Last week, Peterson, who is being held at the Will County jail, defended his behavior.
"Well, there is no book written on how I'm supposed to act," Peterson told NBC's "Today" show. "Would it be better if I hid my head down and tried to hide my face and hunched over and tears in my eyes? I mean, no, that's just not me."
Peterson is also considered a suspect in the disappearance of his fourth wife, Stacy. A law enforcement source said the special grand jury that indicted Peterson for Savio's death is continuing to hear evidence in the Stacy Peterson case.
If a murder indictment is handed down for the Stacy Peterson case, experts said it could vastly change the case against Drew Peterson.
"Then I think the prosecution will combine both cases, and each case will sort of feed off the other and will present a powerful picture to both a trial judge and a jury that this guy is a serial murderer," legal analyst Dana Cole told ABC's "Good Morning America" last week.
Peterson told "Today" that he will "probably be found innocent" of Savio's murder.
Brodsky has aid he expects to challenge a new Illinois state law that could prove vital to the prosecution's case.
Prosecutors are hoping they can enter into evidence writings from Savio when she was in the midst of her divorce from Peterson, that she feared her husband's "next step is to take my children away or kill me."

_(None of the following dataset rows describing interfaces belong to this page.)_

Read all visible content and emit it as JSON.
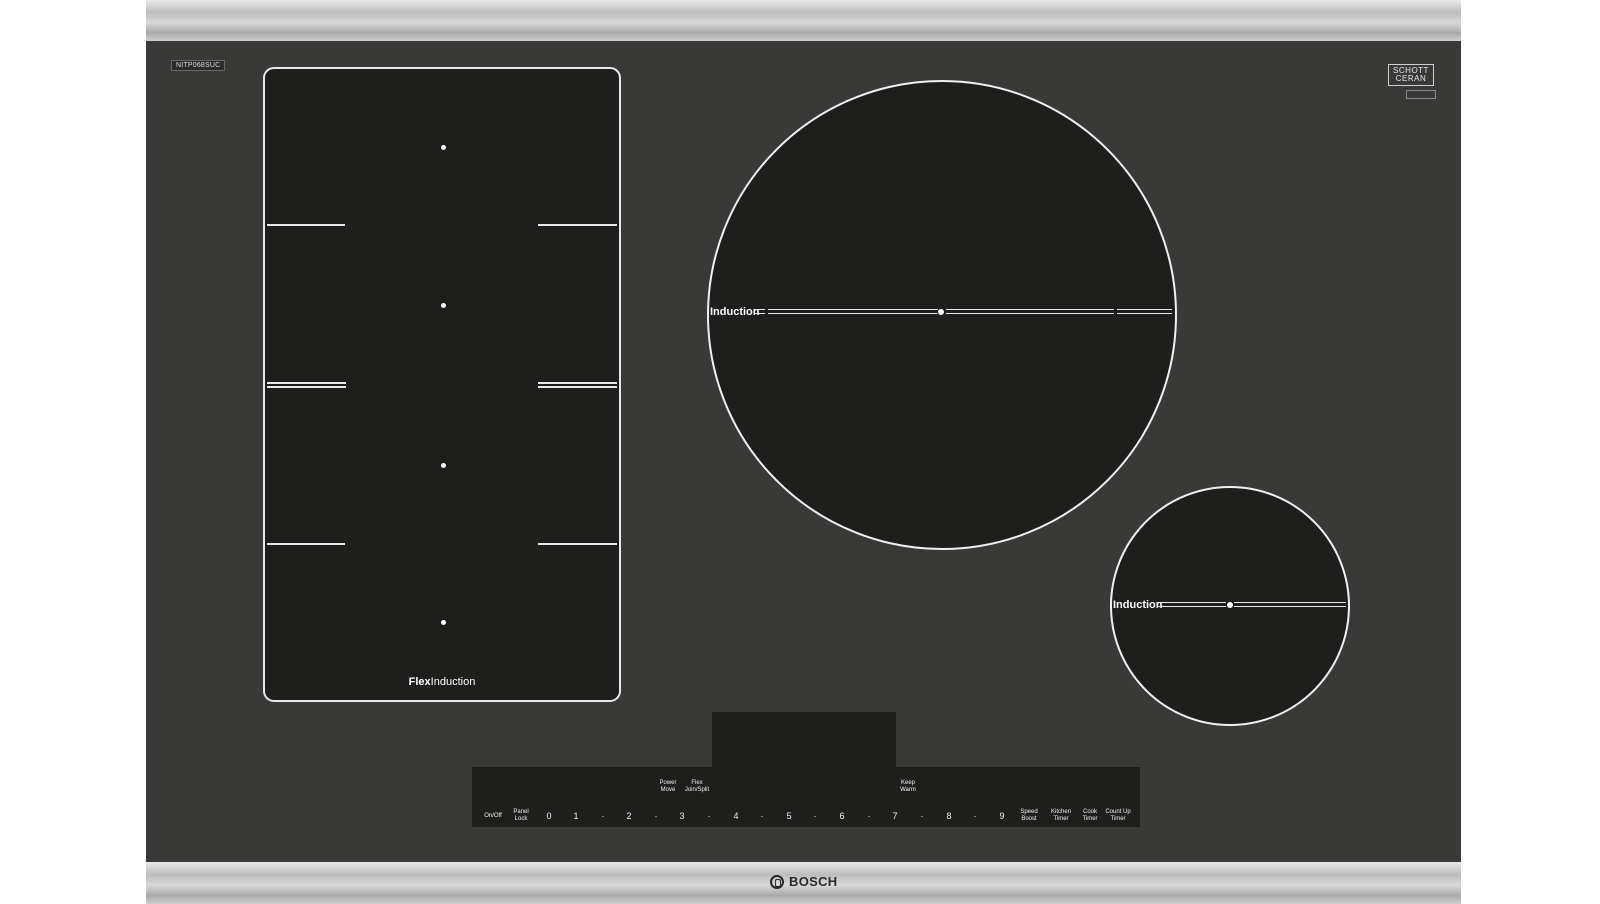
{
  "model_badge": "NITP068SUC",
  "schott_logo": "SCHOTT\nCERAN",
  "schott_sub": "",
  "zones": {
    "flex_label_bold": "Flex",
    "flex_label_regular": "Induction",
    "large_label": "Induction",
    "small_label": "Induction"
  },
  "controls": {
    "on_off": "On/Off",
    "panel_lock": "Panel\nLock",
    "power_move": "Power\nMove",
    "flex_join_split": "Flex\nJoin/Split",
    "keep_warm": "Keep\nWarm",
    "speed_boost": "Speed\nBoost",
    "kitchen_timer": "Kitchen\nTimer",
    "cook_timer": "Cook\nTimer",
    "count_up_timer": "Count Up\nTimer",
    "levels": [
      "0",
      "1",
      "·",
      "2",
      "·",
      "3",
      "·",
      "4",
      "·",
      "5",
      "·",
      "6",
      "·",
      "7",
      "·",
      "8",
      "·",
      "9"
    ]
  },
  "brand": "BOSCH",
  "colors": {
    "cooktop": "#393938",
    "zone": "#1e1e1d",
    "line": "#e8e8e8"
  }
}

A new Illinois state law allows such statements only if the witness was killed to prevent him or her from testifying.
The Associated Press contributed to this report.